Every line of the material is to be repeated exactly as it stands.

Dataset extract —
________________________________________
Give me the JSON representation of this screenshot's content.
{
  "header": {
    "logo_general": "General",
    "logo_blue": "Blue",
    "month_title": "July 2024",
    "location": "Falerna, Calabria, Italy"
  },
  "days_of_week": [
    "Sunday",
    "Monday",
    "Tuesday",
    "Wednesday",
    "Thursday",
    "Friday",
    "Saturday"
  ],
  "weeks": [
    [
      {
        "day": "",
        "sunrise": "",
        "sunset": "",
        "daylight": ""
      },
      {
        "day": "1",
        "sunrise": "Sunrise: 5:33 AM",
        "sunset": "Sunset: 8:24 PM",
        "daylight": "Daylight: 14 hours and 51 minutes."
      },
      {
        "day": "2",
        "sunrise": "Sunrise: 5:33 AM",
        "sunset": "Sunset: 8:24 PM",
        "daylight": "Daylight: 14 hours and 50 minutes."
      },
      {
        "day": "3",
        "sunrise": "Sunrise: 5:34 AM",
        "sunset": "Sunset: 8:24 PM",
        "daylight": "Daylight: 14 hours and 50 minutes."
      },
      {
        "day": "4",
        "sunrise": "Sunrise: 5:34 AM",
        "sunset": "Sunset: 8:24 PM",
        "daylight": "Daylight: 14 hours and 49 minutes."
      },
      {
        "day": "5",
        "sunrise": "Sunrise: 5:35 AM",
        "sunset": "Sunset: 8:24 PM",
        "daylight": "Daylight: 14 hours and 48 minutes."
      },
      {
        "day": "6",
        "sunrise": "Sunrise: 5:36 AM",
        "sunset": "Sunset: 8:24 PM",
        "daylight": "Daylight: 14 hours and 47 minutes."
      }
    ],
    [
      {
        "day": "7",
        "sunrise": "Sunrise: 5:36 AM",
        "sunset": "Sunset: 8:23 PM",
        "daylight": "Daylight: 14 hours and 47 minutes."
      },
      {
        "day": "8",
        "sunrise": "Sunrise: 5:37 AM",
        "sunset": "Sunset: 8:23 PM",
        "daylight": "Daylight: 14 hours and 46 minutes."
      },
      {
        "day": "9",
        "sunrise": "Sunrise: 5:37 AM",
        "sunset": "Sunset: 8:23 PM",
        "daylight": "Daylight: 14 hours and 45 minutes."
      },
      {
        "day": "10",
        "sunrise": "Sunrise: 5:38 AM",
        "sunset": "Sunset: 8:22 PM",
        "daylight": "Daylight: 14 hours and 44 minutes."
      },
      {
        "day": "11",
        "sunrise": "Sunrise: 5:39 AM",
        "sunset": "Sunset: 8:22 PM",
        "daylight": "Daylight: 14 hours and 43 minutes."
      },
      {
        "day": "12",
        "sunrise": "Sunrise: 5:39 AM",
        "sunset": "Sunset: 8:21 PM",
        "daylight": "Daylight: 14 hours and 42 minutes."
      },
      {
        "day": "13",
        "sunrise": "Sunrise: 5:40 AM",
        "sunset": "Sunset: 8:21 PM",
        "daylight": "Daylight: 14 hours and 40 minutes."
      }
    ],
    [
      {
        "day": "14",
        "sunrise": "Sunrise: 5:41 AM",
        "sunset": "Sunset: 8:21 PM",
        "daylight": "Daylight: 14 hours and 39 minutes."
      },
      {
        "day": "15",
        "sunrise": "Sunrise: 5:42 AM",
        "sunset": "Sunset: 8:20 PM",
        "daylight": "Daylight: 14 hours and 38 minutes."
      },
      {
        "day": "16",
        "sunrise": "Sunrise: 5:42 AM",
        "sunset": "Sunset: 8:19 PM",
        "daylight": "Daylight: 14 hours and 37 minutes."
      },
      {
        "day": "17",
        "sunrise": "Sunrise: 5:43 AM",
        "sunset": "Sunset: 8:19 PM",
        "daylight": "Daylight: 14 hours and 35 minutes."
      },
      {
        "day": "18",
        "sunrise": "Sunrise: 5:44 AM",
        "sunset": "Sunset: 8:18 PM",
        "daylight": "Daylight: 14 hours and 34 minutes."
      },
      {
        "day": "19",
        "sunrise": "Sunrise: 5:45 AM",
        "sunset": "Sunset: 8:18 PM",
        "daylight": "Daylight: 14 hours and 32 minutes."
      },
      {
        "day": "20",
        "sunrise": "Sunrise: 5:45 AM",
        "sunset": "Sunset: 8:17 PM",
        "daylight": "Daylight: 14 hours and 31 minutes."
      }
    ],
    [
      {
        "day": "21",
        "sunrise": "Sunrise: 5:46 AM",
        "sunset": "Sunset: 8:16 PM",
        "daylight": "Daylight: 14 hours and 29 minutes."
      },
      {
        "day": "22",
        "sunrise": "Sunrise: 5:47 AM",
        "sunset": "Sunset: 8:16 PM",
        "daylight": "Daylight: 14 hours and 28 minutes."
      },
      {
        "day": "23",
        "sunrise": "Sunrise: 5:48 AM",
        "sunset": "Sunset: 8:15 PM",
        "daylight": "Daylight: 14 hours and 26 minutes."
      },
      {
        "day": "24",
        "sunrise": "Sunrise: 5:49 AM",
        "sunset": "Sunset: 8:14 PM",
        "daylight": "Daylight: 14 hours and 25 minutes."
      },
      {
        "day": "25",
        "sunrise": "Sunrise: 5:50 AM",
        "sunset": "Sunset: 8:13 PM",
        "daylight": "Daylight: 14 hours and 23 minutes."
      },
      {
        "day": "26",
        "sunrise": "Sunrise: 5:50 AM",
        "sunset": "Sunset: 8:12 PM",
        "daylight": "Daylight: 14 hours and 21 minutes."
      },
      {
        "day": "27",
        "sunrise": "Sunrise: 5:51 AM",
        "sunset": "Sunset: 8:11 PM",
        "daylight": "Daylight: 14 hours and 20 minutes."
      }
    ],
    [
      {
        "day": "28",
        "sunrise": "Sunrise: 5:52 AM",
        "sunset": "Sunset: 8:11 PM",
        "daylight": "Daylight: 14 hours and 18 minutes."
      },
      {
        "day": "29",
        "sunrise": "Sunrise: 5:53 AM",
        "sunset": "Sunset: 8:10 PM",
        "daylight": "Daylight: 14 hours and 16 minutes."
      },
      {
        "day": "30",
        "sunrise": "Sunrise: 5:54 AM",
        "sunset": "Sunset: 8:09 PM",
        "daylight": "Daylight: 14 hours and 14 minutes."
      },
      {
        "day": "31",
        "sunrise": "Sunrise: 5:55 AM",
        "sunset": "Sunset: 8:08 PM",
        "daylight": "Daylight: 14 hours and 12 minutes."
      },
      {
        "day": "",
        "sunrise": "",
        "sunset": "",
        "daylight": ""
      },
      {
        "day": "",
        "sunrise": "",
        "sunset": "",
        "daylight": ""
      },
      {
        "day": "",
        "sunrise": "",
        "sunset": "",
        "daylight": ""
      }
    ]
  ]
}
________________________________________
Output below —
Give me the JSON representation of this screenshot's content.
{
  "header": {
    "logo_general": "General",
    "logo_blue": "Blue",
    "month_title": "July 2024",
    "location": "Falerna, Calabria, Italy"
  },
  "days_of_week": [
    "Sunday",
    "Monday",
    "Tuesday",
    "Wednesday",
    "Thursday",
    "Friday",
    "Saturday"
  ],
  "weeks": [
    [
      {
        "day": "",
        "sunrise": "",
        "sunset": "",
        "daylight": ""
      },
      {
        "day": "1",
        "sunrise": "Sunrise: 5:33 AM",
        "sunset": "Sunset: 8:24 PM",
        "daylight": "Daylight: 14 hours and 51 minutes."
      },
      {
        "day": "2",
        "sunrise": "Sunrise: 5:33 AM",
        "sunset": "Sunset: 8:24 PM",
        "daylight": "Daylight: 14 hours and 50 minutes."
      },
      {
        "day": "3",
        "sunrise": "Sunrise: 5:34 AM",
        "sunset": "Sunset: 8:24 PM",
        "daylight": "Daylight: 14 hours and 50 minutes."
      },
      {
        "day": "4",
        "sunrise": "Sunrise: 5:34 AM",
        "sunset": "Sunset: 8:24 PM",
        "daylight": "Daylight: 14 hours and 49 minutes."
      },
      {
        "day": "5",
        "sunrise": "Sunrise: 5:35 AM",
        "sunset": "Sunset: 8:24 PM",
        "daylight": "Daylight: 14 hours and 48 minutes."
      },
      {
        "day": "6",
        "sunrise": "Sunrise: 5:36 AM",
        "sunset": "Sunset: 8:24 PM",
        "daylight": "Daylight: 14 hours and 47 minutes."
      }
    ],
    [
      {
        "day": "7",
        "sunrise": "Sunrise: 5:36 AM",
        "sunset": "Sunset: 8:23 PM",
        "daylight": "Daylight: 14 hours and 47 minutes."
      },
      {
        "day": "8",
        "sunrise": "Sunrise: 5:37 AM",
        "sunset": "Sunset: 8:23 PM",
        "daylight": "Daylight: 14 hours and 46 minutes."
      },
      {
        "day": "9",
        "sunrise": "Sunrise: 5:37 AM",
        "sunset": "Sunset: 8:23 PM",
        "daylight": "Daylight: 14 hours and 45 minutes."
      },
      {
        "day": "10",
        "sunrise": "Sunrise: 5:38 AM",
        "sunset": "Sunset: 8:22 PM",
        "daylight": "Daylight: 14 hours and 44 minutes."
      },
      {
        "day": "11",
        "sunrise": "Sunrise: 5:39 AM",
        "sunset": "Sunset: 8:22 PM",
        "daylight": "Daylight: 14 hours and 43 minutes."
      },
      {
        "day": "12",
        "sunrise": "Sunrise: 5:39 AM",
        "sunset": "Sunset: 8:21 PM",
        "daylight": "Daylight: 14 hours and 42 minutes."
      },
      {
        "day": "13",
        "sunrise": "Sunrise: 5:40 AM",
        "sunset": "Sunset: 8:21 PM",
        "daylight": "Daylight: 14 hours and 40 minutes."
      }
    ],
    [
      {
        "day": "14",
        "sunrise": "Sunrise: 5:41 AM",
        "sunset": "Sunset: 8:21 PM",
        "daylight": "Daylight: 14 hours and 39 minutes."
      },
      {
        "day": "15",
        "sunrise": "Sunrise: 5:42 AM",
        "sunset": "Sunset: 8:20 PM",
        "daylight": "Daylight: 14 hours and 38 minutes."
      },
      {
        "day": "16",
        "sunrise": "Sunrise: 5:42 AM",
        "sunset": "Sunset: 8:19 PM",
        "daylight": "Daylight: 14 hours and 37 minutes."
      },
      {
        "day": "17",
        "sunrise": "Sunrise: 5:43 AM",
        "sunset": "Sunset: 8:19 PM",
        "daylight": "Daylight: 14 hours and 35 minutes."
      },
      {
        "day": "18",
        "sunrise": "Sunrise: 5:44 AM",
        "sunset": "Sunset: 8:18 PM",
        "daylight": "Daylight: 14 hours and 34 minutes."
      },
      {
        "day": "19",
        "sunrise": "Sunrise: 5:45 AM",
        "sunset": "Sunset: 8:18 PM",
        "daylight": "Daylight: 14 hours and 32 minutes."
      },
      {
        "day": "20",
        "sunrise": "Sunrise: 5:45 AM",
        "sunset": "Sunset: 8:17 PM",
        "daylight": "Daylight: 14 hours and 31 minutes."
      }
    ],
    [
      {
        "day": "21",
        "sunrise": "Sunrise: 5:46 AM",
        "sunset": "Sunset: 8:16 PM",
        "daylight": "Daylight: 14 hours and 29 minutes."
      },
      {
        "day": "22",
        "sunrise": "Sunrise: 5:47 AM",
        "sunset": "Sunset: 8:16 PM",
        "daylight": "Daylight: 14 hours and 28 minutes."
      },
      {
        "day": "23",
        "sunrise": "Sunrise: 5:48 AM",
        "sunset": "Sunset: 8:15 PM",
        "daylight": "Daylight: 14 hours and 26 minutes."
      },
      {
        "day": "24",
        "sunrise": "Sunrise: 5:49 AM",
        "sunset": "Sunset: 8:14 PM",
        "daylight": "Daylight: 14 hours and 25 minutes."
      },
      {
        "day": "25",
        "sunrise": "Sunrise: 5:50 AM",
        "sunset": "Sunset: 8:13 PM",
        "daylight": "Daylight: 14 hours and 23 minutes."
      },
      {
        "day": "26",
        "sunrise": "Sunrise: 5:50 AM",
        "sunset": "Sunset: 8:12 PM",
        "daylight": "Daylight: 14 hours and 21 minutes."
      },
      {
        "day": "27",
        "sunrise": "Sunrise: 5:51 AM",
        "sunset": "Sunset: 8:11 PM",
        "daylight": "Daylight: 14 hours and 20 minutes."
      }
    ],
    [
      {
        "day": "28",
        "sunrise": "Sunrise: 5:52 AM",
        "sunset": "Sunset: 8:11 PM",
        "daylight": "Daylight: 14 hours and 18 minutes."
      },
      {
        "day": "29",
        "sunrise": "Sunrise: 5:53 AM",
        "sunset": "Sunset: 8:10 PM",
        "daylight": "Daylight: 14 hours and 16 minutes."
      },
      {
        "day": "30",
        "sunrise": "Sunrise: 5:54 AM",
        "sunset": "Sunset: 8:09 PM",
        "daylight": "Daylight: 14 hours and 14 minutes."
      },
      {
        "day": "31",
        "sunrise": "Sunrise: 5:55 AM",
        "sunset": "Sunset: 8:08 PM",
        "daylight": "Daylight: 14 hours and 12 minutes."
      },
      {
        "day": "",
        "sunrise": "",
        "sunset": "",
        "daylight": ""
      },
      {
        "day": "",
        "sunrise": "",
        "sunset": "",
        "daylight": ""
      },
      {
        "day": "",
        "sunrise": "",
        "sunset": "",
        "daylight": ""
      }
    ]
  ]
}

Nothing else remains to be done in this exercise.